ink ones and zeros being spilt on this week’s 50-year anniversary of President Johnson’s War on Poverty.
–My analysis at the NYT Economix blog.
–Some of my CBPP colleagues have put together a compelling and readable chart book on the topic.
–My concluding paragraphs:
So, collecting all of these facts, the answer to the question posed above [have we won or lost the war on poverty?] is that it’s the wrong question, in that its inherent win/loss framing precludes a nuanced analysis of the play between many disparate factors. The data clearly show that anti-poverty policies have been effective, but they’ve had to work harder in the face of increasing economic challenges facing low-income families. We could try to push the safety net further, but the politics aren’t there, to say the least. Moreover, unless we do more to deal with the underlying structural problems in the economy that are increasing poverty — especially the lack of decently paying jobs, which I link closely to the absence of full employment — we’ll have to increasingly ratchet up government support year after year.
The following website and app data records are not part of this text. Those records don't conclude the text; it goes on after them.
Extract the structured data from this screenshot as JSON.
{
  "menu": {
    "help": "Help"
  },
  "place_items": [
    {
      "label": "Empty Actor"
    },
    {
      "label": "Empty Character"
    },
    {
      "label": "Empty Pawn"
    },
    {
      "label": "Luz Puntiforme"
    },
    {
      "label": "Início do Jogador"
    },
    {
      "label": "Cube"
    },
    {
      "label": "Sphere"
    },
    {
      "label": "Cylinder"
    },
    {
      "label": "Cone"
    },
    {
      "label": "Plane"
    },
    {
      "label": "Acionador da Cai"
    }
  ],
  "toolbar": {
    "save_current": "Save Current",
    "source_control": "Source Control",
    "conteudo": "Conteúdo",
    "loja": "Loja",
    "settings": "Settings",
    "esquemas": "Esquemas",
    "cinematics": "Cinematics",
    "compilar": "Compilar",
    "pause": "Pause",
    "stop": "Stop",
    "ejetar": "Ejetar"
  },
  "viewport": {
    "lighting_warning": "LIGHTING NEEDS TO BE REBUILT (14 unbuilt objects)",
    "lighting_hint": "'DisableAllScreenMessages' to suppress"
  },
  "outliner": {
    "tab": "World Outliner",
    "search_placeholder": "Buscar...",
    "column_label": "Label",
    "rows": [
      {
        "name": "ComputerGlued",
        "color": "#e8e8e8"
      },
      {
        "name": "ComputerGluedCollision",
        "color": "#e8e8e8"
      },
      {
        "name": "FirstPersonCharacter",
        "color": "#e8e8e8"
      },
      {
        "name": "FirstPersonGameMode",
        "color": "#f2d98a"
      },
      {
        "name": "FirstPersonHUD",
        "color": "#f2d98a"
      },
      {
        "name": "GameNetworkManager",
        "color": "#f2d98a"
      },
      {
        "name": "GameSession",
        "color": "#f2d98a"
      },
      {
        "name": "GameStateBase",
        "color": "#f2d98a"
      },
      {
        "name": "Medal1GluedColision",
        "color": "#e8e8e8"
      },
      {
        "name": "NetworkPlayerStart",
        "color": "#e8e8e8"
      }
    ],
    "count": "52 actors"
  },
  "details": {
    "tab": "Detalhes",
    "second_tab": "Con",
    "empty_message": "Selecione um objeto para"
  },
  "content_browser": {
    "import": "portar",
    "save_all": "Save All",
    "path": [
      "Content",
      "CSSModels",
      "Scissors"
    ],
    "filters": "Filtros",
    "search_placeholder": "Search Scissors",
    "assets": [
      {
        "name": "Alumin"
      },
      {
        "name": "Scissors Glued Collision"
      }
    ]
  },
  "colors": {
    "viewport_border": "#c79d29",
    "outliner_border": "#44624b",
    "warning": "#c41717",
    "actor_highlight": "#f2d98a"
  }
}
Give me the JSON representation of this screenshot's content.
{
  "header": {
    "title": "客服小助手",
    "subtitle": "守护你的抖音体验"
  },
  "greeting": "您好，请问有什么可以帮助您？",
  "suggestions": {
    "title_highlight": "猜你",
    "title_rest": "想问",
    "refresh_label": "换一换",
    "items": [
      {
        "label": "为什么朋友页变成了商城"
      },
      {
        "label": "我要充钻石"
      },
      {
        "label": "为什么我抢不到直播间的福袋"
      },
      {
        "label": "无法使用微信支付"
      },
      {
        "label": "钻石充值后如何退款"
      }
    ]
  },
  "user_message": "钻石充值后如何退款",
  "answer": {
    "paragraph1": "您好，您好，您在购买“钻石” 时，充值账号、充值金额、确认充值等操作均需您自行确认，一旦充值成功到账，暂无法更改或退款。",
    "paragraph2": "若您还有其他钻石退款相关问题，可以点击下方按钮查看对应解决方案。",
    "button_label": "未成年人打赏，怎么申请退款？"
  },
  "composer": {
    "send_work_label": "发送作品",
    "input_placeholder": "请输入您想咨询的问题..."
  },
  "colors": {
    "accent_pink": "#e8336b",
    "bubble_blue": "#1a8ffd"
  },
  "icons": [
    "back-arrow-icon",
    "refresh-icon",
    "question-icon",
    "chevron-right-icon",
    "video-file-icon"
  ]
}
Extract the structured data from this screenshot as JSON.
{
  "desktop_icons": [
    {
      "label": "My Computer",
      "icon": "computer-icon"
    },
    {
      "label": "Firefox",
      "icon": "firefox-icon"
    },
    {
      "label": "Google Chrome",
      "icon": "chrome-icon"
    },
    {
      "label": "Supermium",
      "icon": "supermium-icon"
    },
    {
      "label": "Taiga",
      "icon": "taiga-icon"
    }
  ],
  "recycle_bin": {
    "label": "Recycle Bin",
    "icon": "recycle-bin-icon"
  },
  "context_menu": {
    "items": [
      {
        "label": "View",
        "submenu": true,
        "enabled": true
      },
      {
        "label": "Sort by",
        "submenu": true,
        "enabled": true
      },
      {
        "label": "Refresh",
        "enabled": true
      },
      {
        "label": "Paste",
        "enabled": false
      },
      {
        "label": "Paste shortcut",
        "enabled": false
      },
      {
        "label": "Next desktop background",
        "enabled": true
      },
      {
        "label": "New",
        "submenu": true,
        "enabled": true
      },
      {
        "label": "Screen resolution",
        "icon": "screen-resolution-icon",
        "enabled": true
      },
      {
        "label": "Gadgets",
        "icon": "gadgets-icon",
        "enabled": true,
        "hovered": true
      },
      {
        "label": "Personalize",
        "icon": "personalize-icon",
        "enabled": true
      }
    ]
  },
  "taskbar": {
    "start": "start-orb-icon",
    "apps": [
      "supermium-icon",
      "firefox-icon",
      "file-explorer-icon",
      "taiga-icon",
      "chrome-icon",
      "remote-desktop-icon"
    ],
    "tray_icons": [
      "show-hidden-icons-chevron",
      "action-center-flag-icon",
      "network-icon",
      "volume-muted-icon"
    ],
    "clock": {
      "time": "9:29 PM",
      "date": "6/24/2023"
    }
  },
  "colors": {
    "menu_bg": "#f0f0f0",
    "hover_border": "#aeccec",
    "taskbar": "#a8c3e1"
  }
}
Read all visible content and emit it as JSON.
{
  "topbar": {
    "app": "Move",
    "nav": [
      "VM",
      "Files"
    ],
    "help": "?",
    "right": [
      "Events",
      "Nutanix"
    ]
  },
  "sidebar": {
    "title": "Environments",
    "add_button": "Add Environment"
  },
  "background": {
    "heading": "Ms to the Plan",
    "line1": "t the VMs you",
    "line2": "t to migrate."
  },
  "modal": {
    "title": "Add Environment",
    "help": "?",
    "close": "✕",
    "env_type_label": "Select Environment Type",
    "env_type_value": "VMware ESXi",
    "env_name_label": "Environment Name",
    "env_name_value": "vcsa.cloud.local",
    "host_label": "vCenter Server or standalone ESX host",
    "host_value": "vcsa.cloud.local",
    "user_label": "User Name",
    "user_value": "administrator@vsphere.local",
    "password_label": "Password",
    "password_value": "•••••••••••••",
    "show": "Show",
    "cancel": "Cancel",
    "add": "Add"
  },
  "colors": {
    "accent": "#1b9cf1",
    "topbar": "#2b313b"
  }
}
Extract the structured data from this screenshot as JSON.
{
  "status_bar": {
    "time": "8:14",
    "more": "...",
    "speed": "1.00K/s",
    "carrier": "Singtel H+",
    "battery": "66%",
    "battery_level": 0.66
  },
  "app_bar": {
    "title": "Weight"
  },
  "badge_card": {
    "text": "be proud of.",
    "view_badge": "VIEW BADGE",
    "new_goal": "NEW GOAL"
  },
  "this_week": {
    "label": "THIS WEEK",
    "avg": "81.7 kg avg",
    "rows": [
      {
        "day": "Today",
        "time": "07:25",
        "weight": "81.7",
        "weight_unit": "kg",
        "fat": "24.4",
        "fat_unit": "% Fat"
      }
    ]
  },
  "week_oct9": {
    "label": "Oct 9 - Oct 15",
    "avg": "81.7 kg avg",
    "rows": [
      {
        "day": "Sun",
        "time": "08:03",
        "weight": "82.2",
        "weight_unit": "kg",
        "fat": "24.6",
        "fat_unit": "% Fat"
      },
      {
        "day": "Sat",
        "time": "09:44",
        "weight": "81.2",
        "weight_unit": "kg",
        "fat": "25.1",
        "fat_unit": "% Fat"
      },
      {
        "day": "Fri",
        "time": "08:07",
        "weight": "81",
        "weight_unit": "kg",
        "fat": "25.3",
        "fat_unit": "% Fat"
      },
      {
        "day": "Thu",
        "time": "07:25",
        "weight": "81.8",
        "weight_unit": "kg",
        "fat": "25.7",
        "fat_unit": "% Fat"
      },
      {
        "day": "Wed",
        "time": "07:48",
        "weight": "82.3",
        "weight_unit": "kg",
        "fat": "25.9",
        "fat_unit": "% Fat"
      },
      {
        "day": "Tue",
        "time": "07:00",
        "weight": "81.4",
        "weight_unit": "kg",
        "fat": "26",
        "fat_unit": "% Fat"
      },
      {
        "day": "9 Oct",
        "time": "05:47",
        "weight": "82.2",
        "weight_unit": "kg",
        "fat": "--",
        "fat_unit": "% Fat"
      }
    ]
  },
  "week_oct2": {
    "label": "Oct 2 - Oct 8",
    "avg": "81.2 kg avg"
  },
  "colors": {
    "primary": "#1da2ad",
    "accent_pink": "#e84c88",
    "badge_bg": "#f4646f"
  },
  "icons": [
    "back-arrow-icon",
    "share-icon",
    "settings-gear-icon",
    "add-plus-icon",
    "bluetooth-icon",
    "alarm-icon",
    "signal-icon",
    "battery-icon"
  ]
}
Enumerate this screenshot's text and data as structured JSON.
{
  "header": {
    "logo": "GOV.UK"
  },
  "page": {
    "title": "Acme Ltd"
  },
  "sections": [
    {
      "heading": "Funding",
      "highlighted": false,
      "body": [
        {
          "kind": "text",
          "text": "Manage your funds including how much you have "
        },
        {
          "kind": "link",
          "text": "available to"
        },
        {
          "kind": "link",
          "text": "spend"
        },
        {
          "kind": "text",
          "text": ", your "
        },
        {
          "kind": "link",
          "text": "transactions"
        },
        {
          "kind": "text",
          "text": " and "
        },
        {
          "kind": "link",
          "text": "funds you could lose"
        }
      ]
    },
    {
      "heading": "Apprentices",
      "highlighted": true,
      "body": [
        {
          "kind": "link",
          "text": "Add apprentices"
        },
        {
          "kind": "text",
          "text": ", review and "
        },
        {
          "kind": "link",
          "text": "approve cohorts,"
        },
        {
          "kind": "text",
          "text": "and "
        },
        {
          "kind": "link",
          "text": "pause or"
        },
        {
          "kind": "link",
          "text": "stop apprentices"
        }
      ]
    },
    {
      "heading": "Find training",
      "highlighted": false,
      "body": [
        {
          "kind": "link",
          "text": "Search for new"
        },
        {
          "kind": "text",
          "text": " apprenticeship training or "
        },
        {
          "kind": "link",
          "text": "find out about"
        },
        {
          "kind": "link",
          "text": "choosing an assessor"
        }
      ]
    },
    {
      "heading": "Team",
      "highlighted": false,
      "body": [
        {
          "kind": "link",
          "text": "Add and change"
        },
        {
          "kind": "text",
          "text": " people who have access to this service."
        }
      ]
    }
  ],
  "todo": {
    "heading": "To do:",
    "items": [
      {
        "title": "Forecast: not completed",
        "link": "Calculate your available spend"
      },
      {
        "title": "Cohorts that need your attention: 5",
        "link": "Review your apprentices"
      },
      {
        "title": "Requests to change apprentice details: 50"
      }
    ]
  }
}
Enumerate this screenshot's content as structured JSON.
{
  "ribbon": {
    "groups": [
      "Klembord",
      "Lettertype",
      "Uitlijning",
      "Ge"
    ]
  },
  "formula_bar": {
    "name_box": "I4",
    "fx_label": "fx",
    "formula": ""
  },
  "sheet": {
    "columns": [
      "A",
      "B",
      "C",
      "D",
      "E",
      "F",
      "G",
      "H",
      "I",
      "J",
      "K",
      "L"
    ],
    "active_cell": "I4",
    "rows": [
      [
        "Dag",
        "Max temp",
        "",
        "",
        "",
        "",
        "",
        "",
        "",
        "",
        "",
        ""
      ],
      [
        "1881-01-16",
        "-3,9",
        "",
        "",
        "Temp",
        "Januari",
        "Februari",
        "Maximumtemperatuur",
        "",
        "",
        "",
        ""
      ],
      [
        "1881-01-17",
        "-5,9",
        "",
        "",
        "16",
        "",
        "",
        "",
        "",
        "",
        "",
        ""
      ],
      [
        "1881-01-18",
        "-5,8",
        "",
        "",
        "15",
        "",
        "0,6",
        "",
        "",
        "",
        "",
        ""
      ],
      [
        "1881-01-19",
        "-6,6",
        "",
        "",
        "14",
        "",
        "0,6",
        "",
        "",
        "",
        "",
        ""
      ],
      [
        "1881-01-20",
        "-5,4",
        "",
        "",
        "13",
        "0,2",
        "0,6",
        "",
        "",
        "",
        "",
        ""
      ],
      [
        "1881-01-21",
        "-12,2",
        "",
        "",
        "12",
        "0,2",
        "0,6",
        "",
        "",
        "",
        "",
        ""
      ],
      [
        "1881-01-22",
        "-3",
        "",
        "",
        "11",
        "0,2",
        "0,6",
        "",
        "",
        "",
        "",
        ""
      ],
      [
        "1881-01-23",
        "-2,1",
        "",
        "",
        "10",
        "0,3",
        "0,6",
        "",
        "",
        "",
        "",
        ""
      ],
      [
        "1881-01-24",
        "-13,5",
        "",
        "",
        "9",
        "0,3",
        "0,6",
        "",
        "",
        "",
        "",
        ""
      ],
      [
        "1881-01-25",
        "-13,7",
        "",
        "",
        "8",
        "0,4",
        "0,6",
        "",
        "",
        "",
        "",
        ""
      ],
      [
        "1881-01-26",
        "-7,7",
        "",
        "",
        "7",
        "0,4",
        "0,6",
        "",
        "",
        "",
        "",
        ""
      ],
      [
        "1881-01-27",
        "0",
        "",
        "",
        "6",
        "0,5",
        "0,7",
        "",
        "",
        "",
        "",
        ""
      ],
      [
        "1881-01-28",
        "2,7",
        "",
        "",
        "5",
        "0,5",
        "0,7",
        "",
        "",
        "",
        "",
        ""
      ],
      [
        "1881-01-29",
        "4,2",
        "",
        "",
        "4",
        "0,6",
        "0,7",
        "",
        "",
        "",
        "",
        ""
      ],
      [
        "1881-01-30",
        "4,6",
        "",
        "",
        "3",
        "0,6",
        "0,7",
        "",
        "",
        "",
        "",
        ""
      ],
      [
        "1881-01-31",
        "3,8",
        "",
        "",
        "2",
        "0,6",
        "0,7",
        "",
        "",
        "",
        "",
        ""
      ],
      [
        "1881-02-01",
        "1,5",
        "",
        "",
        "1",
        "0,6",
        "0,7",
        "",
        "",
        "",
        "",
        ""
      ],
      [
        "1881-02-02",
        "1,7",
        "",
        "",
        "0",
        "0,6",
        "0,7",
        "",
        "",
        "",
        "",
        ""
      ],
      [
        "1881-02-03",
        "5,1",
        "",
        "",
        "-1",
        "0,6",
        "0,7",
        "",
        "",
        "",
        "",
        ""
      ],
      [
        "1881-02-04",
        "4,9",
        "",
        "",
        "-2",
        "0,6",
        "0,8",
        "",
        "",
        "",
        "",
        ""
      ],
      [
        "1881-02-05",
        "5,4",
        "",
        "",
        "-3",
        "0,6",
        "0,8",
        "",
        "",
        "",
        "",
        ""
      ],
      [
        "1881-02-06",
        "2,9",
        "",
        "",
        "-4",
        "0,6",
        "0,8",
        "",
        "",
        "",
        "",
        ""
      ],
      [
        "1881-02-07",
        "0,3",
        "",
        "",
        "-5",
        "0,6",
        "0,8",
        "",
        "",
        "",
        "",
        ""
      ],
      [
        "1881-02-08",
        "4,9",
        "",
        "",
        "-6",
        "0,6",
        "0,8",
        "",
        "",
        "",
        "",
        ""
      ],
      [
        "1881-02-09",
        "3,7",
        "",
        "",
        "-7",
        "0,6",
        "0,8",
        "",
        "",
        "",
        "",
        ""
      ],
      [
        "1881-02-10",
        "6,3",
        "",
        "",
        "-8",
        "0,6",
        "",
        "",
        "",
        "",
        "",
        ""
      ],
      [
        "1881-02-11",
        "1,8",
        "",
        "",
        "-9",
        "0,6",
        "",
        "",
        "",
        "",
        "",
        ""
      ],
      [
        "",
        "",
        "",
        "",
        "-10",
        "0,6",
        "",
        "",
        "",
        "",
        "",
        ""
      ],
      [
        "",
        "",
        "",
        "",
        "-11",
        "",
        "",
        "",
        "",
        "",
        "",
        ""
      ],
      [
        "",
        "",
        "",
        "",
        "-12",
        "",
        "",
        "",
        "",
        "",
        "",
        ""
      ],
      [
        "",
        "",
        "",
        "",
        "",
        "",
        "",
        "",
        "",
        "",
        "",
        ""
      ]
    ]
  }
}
The American safety net is actively helping millions of economically disadvantaged families, and we should protect and improve it. But the best way to help it — and more importantly, the poor themselves — is to strengthen the underlying economy in ways that will take some of the pressure off of what has, over the last 50 years, become an effective set of anti-poverty social policies.